Report the count of lines below that include "fraction", without any other text.

+-------+

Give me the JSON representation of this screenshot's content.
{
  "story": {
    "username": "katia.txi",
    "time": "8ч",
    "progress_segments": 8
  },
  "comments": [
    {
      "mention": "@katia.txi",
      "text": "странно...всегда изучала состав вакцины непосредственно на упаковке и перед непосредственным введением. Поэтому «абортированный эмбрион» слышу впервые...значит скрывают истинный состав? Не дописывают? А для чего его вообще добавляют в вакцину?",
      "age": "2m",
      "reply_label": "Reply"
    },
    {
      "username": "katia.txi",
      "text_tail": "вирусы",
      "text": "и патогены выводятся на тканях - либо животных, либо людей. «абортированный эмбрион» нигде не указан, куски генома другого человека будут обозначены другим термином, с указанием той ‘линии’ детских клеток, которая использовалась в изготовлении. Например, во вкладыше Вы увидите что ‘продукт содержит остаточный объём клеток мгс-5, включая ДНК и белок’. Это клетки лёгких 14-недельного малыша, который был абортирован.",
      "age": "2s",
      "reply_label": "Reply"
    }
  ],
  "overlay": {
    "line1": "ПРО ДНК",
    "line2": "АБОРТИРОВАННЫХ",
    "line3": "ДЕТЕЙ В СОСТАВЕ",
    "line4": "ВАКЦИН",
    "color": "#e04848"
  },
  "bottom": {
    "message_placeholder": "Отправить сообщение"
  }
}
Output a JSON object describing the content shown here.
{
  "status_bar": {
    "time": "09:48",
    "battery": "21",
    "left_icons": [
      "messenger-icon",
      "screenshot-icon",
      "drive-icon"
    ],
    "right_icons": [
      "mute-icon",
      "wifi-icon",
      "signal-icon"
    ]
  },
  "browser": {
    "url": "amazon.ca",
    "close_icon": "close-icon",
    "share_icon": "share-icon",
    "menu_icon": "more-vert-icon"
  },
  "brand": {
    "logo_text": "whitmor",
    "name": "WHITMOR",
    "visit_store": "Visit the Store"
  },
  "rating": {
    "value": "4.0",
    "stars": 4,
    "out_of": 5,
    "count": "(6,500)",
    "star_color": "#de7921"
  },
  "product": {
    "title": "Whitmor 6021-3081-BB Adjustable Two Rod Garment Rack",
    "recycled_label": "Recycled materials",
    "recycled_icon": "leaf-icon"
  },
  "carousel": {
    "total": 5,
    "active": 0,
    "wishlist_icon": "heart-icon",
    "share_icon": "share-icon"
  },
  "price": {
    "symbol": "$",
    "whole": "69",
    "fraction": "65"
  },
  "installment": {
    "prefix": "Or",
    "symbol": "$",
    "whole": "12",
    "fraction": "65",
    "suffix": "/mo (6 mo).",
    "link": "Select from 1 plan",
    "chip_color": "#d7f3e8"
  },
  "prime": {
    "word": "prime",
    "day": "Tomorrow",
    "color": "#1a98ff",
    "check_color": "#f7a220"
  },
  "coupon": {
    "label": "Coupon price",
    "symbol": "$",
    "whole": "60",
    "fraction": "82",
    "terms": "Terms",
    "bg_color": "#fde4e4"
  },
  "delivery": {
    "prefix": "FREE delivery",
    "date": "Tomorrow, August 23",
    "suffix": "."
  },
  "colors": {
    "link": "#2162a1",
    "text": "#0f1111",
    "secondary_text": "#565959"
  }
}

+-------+

* [The answer] 3